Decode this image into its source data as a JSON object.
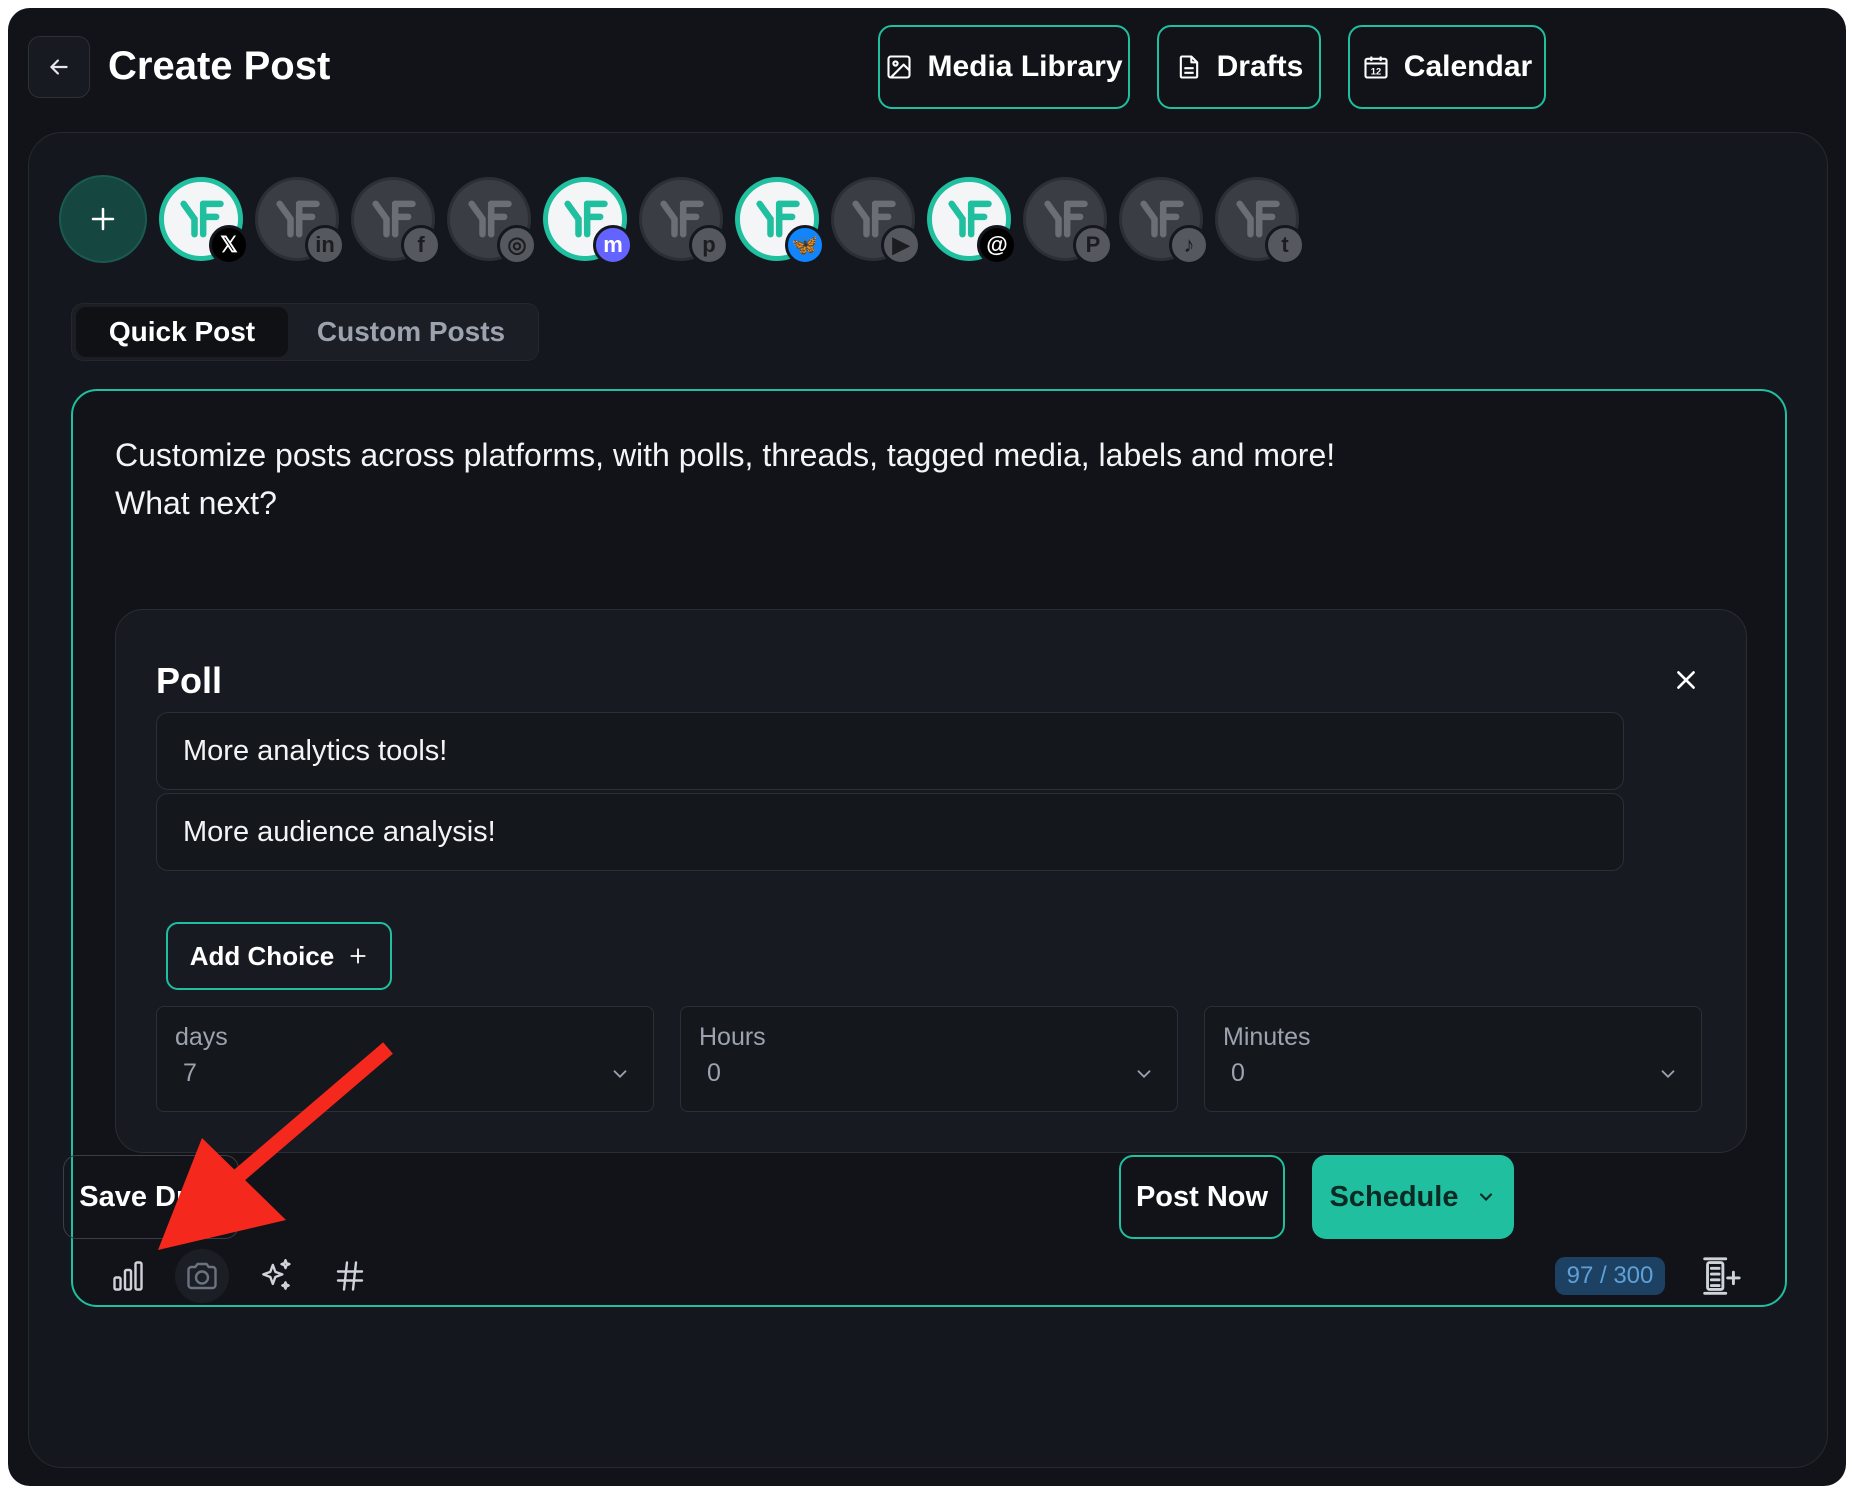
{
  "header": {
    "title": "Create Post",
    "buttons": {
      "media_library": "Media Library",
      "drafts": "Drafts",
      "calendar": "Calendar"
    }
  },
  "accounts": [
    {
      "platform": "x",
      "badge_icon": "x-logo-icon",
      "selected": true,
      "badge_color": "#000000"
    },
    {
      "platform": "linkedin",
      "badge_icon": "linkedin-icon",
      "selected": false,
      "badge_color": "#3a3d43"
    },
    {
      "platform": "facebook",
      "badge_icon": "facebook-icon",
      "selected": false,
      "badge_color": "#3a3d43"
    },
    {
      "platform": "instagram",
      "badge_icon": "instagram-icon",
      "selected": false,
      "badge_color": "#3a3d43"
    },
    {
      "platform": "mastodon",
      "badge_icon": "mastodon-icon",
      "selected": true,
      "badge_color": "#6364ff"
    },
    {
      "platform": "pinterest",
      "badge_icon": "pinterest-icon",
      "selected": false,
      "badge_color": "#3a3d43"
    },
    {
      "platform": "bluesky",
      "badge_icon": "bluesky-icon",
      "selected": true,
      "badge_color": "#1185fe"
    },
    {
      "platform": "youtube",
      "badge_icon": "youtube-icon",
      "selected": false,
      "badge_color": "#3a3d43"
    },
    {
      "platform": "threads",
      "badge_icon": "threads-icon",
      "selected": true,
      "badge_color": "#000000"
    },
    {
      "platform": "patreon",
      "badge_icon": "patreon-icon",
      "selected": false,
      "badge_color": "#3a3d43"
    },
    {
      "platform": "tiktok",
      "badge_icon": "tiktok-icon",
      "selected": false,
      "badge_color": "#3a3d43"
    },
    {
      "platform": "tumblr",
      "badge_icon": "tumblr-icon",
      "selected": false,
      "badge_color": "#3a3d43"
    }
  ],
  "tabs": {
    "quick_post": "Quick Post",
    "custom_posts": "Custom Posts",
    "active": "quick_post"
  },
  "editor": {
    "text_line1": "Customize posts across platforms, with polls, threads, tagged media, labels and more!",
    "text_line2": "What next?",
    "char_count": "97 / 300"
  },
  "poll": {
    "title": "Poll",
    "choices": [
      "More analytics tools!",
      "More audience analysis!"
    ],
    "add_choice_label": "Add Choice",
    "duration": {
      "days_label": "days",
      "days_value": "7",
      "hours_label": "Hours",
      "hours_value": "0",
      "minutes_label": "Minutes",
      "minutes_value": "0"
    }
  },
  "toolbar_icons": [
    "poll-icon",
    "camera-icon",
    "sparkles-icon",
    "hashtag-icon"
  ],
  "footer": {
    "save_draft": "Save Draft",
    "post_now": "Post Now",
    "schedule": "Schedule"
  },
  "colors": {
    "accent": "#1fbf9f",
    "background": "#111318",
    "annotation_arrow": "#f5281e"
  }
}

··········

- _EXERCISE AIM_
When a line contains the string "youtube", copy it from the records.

- _SOLUTION FOR THIS EXERCISE_
      "platform": "youtube",
      "badge_icon": "youtube-icon",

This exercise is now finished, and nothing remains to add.